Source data
---*---

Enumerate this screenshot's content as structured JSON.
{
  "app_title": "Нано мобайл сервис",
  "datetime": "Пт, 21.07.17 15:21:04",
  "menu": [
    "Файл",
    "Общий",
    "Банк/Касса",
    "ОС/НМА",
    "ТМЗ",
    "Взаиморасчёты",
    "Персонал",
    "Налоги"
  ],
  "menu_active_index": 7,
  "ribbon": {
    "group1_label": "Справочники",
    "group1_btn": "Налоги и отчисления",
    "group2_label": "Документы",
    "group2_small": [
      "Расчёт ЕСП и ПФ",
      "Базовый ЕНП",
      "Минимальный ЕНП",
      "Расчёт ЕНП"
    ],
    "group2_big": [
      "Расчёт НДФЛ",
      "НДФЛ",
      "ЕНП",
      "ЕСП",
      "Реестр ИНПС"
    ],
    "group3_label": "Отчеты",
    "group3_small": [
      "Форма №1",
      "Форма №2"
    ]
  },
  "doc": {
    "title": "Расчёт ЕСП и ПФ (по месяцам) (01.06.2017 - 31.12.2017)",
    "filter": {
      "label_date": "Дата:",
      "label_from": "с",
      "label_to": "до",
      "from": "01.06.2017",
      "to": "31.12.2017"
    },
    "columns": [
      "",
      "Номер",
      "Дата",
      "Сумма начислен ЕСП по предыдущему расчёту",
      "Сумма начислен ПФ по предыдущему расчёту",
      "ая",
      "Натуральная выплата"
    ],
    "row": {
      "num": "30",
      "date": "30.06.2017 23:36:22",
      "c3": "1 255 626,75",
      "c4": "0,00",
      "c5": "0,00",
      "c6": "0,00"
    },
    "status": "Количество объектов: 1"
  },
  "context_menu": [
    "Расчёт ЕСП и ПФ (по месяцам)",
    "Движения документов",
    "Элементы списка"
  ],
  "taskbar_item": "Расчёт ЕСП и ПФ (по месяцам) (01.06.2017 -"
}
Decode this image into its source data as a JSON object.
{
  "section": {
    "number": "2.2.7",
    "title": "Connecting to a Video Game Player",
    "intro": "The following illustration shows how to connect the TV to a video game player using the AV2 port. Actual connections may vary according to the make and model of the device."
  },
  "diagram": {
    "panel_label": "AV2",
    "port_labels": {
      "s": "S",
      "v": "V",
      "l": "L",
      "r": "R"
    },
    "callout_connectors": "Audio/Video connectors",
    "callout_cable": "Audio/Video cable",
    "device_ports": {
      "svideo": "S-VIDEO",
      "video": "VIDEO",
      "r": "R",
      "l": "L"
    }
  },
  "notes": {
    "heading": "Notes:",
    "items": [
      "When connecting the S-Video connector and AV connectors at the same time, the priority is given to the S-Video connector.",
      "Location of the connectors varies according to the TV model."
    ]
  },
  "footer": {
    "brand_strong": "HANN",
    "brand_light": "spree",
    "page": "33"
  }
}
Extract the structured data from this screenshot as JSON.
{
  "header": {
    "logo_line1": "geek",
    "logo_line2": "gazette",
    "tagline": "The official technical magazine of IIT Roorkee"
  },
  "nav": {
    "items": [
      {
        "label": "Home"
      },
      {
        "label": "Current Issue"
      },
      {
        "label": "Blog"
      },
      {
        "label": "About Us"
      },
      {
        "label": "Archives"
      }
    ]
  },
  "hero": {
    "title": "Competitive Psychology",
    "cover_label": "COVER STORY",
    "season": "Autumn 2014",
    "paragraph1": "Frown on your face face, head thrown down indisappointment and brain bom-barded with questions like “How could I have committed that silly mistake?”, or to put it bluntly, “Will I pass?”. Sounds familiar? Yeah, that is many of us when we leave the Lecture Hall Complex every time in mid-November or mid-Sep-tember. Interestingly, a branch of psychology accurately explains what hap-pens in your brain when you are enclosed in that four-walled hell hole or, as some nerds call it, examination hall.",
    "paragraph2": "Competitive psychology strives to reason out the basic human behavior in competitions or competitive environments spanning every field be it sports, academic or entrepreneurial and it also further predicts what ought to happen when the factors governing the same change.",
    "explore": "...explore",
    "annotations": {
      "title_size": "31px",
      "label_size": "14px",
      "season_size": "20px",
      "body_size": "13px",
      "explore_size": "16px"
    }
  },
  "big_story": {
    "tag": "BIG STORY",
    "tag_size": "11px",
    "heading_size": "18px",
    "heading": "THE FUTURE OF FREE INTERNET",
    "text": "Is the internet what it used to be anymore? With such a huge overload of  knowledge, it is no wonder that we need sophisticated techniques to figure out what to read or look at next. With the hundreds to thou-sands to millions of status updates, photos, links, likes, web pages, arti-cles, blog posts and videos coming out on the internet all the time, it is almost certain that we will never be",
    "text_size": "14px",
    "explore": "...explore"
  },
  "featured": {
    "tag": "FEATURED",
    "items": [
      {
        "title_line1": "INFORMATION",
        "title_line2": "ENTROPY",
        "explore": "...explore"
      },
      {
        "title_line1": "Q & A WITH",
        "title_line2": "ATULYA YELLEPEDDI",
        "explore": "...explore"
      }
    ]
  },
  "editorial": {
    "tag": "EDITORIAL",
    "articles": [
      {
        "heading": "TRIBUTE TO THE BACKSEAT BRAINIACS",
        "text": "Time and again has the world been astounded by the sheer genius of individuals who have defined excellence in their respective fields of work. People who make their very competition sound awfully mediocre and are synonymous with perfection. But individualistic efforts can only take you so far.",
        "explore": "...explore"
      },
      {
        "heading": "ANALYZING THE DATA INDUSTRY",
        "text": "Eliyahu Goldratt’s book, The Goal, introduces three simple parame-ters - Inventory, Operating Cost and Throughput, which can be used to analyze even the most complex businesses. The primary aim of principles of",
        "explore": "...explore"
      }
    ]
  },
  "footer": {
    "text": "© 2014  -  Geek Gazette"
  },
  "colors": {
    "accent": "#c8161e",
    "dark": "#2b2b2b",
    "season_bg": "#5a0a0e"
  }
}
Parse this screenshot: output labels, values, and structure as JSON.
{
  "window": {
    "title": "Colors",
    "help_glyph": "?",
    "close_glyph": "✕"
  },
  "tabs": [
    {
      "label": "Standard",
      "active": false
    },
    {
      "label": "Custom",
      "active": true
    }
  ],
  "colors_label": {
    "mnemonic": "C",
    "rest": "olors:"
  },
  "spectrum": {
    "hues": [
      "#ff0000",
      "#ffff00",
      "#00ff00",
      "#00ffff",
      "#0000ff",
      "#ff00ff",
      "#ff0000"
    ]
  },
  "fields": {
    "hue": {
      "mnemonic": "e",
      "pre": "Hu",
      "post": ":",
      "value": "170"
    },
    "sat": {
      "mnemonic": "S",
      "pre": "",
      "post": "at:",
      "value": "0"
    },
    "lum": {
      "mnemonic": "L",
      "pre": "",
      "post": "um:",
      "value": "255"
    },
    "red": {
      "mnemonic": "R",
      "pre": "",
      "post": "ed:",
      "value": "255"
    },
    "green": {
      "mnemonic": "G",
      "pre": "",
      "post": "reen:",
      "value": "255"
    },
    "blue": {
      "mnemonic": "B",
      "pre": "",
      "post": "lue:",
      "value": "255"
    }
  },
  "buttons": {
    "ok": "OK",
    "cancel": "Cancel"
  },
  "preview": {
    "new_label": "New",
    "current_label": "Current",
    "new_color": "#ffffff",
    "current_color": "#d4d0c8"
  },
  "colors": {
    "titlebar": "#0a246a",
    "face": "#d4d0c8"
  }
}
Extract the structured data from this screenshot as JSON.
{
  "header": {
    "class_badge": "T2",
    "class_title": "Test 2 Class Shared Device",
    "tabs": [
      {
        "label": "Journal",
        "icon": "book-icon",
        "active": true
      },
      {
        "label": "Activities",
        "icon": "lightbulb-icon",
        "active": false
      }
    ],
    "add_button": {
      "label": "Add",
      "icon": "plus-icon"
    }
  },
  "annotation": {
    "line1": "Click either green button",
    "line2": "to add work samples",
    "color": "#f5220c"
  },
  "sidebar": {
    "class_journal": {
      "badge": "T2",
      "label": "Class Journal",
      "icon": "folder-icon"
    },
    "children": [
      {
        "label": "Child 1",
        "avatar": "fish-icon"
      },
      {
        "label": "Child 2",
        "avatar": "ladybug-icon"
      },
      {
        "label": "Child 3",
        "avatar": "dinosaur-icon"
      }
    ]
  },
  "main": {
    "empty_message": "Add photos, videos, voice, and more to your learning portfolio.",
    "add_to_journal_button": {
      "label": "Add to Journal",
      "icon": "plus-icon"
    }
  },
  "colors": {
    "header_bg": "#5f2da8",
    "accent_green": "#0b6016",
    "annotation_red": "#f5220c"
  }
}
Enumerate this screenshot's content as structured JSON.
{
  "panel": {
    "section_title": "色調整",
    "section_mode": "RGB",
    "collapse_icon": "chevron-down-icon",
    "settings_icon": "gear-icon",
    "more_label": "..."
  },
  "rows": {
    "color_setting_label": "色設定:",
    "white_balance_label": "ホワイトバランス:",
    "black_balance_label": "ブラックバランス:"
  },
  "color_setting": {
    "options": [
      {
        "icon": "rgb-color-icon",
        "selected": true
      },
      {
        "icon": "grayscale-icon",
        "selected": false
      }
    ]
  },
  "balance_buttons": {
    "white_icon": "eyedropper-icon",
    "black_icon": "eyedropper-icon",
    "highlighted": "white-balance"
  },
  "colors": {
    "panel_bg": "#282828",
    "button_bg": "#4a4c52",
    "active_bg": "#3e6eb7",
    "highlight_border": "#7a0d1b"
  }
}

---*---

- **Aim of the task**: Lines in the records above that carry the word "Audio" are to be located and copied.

- **Expected answer**:
    "callout_connectors": "Audio/Video connectors",
    "callout_cable": "Audio/Video cable",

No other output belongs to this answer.